[Stored entries]
>>>>>

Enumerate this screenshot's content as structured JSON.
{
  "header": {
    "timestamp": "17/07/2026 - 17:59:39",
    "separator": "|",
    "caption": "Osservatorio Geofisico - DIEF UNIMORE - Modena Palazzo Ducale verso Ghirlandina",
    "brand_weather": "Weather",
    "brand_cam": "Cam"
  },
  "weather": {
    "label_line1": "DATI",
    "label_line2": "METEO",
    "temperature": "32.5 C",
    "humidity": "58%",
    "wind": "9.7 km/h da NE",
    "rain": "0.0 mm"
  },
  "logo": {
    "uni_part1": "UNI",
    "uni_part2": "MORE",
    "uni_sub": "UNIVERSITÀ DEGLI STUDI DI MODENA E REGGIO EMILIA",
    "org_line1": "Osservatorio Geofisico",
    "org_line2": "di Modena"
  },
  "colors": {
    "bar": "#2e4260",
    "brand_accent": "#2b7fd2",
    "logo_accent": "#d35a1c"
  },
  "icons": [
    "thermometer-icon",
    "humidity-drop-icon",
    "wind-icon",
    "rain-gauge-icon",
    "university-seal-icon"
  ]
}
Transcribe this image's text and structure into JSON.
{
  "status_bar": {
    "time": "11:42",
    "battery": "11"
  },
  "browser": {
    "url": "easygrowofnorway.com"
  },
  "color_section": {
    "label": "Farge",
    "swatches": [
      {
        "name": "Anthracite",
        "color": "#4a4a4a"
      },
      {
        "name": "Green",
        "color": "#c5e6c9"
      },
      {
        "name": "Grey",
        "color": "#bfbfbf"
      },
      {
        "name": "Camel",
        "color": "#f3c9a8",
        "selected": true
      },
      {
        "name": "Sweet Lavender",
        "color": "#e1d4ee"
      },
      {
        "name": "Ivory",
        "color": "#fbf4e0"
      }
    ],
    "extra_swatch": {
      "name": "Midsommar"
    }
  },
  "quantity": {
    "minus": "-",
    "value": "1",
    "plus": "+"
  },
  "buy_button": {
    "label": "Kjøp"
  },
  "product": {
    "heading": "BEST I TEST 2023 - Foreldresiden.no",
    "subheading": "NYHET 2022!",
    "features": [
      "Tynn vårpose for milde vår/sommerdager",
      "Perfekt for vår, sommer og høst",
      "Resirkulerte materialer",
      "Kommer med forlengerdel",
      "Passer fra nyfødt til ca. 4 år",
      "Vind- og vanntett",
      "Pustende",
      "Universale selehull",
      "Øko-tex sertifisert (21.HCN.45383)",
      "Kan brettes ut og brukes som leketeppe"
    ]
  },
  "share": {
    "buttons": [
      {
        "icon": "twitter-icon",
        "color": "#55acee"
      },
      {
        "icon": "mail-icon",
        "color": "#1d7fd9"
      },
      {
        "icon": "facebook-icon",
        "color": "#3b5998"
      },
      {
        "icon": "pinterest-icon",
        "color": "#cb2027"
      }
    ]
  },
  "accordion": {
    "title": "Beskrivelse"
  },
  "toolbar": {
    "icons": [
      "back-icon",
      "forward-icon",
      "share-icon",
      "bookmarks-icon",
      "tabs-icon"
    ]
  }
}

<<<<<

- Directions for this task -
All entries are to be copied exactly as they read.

- Answer space -
Enumerate this screenshot's content as structured JSON.
{
  "header": {
    "timestamp": "17/07/2026 - 17:59:39",
    "separator": "|",
    "caption": "Osservatorio Geofisico - DIEF UNIMORE - Modena Palazzo Ducale verso Ghirlandina",
    "brand_weather": "Weather",
    "brand_cam": "Cam"
  },
  "weather": {
    "label_line1": "DATI",
    "label_line2": "METEO",
    "temperature": "32.5 C",
    "humidity": "58%",
    "wind": "9.7 km/h da NE",
    "rain": "0.0 mm"
  },
  "logo": {
    "uni_part1": "UNI",
    "uni_part2": "MORE",
    "uni_sub": "UNIVERSITÀ DEGLI STUDI DI MODENA E REGGIO EMILIA",
    "org_line1": "Osservatorio Geofisico",
    "org_line2": "di Modena"
  },
  "colors": {
    "bar": "#2e4260",
    "brand_accent": "#2b7fd2",
    "logo_accent": "#d35a1c"
  },
  "icons": [
    "thermometer-icon",
    "humidity-drop-icon",
    "wind-icon",
    "rain-gauge-icon",
    "university-seal-icon"
  ]
}
Transcribe this image's text and structure into JSON.
{
  "status_bar": {
    "time": "11:42",
    "battery": "11"
  },
  "browser": {
    "url": "easygrowofnorway.com"
  },
  "color_section": {
    "label": "Farge",
    "swatches": [
      {
        "name": "Anthracite",
        "color": "#4a4a4a"
      },
      {
        "name": "Green",
        "color": "#c5e6c9"
      },
      {
        "name": "Grey",
        "color": "#bfbfbf"
      },
      {
        "name": "Camel",
        "color": "#f3c9a8",
        "selected": true
      },
      {
        "name": "Sweet Lavender",
        "color": "#e1d4ee"
      },
      {
        "name": "Ivory",
        "color": "#fbf4e0"
      }
    ],
    "extra_swatch": {
      "name": "Midsommar"
    }
  },
  "quantity": {
    "minus": "-",
    "value": "1",
    "plus": "+"
  },
  "buy_button": {
    "label": "Kjøp"
  },
  "product": {
    "heading": "BEST I TEST 2023 - Foreldresiden.no",
    "subheading": "NYHET 2022!",
    "features": [
      "Tynn vårpose for milde vår/sommerdager",
      "Perfekt for vår, sommer og høst",
      "Resirkulerte materialer",
      "Kommer med forlengerdel",
      "Passer fra nyfødt til ca. 4 år",
      "Vind- og vanntett",
      "Pustende",
      "Universale selehull",
      "Øko-tex sertifisert (21.HCN.45383)",
      "Kan brettes ut og brukes som leketeppe"
    ]
  },
  "share": {
    "buttons": [
      {
        "icon": "twitter-icon",
        "color": "#55acee"
      },
      {
        "icon": "mail-icon",
        "color": "#1d7fd9"
      },
      {
        "icon": "facebook-icon",
        "color": "#3b5998"
      },
      {
        "icon": "pinterest-icon",
        "color": "#cb2027"
      }
    ]
  },
  "accordion": {
    "title": "Beskrivelse"
  },
  "toolbar": {
    "icons": [
      "back-icon",
      "forward-icon",
      "share-icon",
      "bookmarks-icon",
      "tabs-icon"
    ]
  }
}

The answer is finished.